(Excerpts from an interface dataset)
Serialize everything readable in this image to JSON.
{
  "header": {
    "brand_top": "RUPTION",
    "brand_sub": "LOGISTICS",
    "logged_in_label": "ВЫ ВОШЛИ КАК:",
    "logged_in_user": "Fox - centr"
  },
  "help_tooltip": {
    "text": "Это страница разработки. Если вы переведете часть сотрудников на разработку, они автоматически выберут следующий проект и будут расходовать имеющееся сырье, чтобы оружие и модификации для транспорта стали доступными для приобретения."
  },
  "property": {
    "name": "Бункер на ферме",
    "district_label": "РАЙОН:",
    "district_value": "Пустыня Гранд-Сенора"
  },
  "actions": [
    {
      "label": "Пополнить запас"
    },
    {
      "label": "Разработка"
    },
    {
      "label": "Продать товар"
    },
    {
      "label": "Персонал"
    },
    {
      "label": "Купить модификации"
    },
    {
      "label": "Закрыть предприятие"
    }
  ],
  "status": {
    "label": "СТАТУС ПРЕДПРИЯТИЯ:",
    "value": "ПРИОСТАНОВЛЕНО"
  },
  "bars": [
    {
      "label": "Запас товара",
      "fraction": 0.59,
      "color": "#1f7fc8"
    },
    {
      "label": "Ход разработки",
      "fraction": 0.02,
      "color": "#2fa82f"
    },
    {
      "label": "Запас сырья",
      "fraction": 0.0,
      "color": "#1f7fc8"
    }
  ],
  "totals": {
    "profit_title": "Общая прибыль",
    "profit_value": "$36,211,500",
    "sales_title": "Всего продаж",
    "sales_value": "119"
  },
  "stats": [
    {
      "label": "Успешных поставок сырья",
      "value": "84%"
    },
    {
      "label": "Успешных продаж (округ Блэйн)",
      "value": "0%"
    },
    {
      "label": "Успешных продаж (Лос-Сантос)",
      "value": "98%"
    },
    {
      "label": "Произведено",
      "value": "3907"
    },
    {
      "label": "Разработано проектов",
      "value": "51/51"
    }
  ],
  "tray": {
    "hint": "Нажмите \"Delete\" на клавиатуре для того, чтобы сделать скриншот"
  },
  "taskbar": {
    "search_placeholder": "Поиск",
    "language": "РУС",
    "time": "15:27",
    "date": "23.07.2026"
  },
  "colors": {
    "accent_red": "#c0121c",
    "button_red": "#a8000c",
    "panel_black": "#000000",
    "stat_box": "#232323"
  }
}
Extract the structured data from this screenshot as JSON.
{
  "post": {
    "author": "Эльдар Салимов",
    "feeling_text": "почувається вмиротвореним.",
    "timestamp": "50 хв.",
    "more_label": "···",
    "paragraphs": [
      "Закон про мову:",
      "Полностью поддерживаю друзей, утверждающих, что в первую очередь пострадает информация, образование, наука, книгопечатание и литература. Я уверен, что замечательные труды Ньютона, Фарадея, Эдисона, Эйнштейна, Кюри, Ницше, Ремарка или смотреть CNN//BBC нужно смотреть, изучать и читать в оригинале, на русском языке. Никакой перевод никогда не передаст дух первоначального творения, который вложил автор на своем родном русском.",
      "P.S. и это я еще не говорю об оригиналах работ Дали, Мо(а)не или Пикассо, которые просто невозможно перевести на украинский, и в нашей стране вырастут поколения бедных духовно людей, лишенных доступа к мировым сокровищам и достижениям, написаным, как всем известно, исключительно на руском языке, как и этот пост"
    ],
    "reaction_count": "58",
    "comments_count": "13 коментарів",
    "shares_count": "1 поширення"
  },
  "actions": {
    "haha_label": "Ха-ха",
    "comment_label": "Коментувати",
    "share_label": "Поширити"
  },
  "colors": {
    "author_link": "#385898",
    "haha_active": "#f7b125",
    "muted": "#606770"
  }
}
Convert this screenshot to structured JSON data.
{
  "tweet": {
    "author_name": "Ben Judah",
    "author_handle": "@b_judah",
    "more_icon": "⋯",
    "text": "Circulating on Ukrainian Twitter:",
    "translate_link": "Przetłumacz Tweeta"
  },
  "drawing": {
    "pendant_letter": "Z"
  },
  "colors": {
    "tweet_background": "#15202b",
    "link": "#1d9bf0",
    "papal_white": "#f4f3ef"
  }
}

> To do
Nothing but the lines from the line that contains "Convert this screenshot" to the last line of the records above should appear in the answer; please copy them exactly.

> Exercise result
Convert this screenshot to structured JSON data.
{
  "tweet": {
    "author_name": "Ben Judah",
    "author_handle": "@b_judah",
    "more_icon": "⋯",
    "text": "Circulating on Ukrainian Twitter:",
    "translate_link": "Przetłumacz Tweeta"
  },
  "drawing": {
    "pendant_letter": "Z"
  },
  "colors": {
    "tweet_background": "#15202b",
    "link": "#1d9bf0",
    "papal_white": "#f4f3ef"
  }
}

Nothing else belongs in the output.